Document Type

Journal Article

Publication Date



Environmental DNA

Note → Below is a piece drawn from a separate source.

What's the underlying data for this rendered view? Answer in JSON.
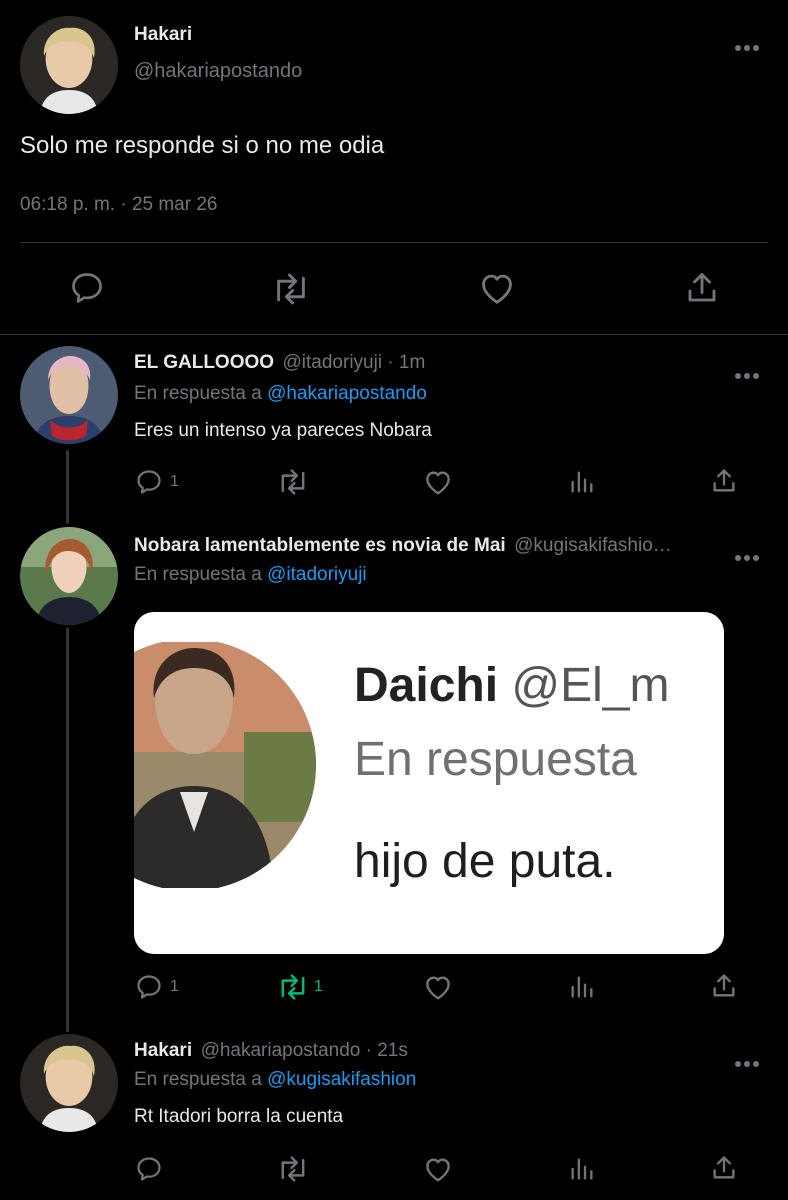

Benthic suspension feeders have significant impacts on plankton communities by depleting plankton or modifying the composition of the plankton through prey selectivity. Quantifying diets of planktivorous animals can be difficult because plankton are frequently microscopic, may lack diagnostic characters, and are digested at variable rates. With DNA metabarcoding, the identification of gut contents has become faster and more accurate, and the technique allows for higher taxonomic resolution while also identifying rare and highly degraded items that would otherwise not be detected. We used DNA metabarcoding to examine the diet of the giant plumose anemone Metridium farcimen, a large, abundant, competitively dominant anemone on subtidal rock surfaces and floating docks in the northeast Pacific Ocean. Gut contents of 12 individuals were compared to 80- and 330-µm filtered plankton samples collected one hour prior between 0.02 and 1.5 km from the anemones. The objectives of this study were to determine if M. farcimen has a selective diet and compare our findings with traditional gut content analyses. Metabarcoding demonstrated that M. farcimen captured a wider range of prey than previously suspected using traditional visual sampling techniques. Individual gut contents had less richness than the 80-µm filtered plankton samples but had greater richness than the 330-µm filtered plankton samples. The diet of the anemones was 52% arthropods with a surprisingly high relative abundance of an ant (10%) that has mating flights in August when this study was conducted. The gut contents of M. farcimen likely include all prey that elicit a predation response and that cannot escape. There were no statistically overrepresented taxa in the gut contents compared to the plankton but there were underrepresented taxa. This study highlights the usefulness of the metabarcoding method in identifying prey within the gut of planktivorous animals and the significant terrestrial input into marine food webs.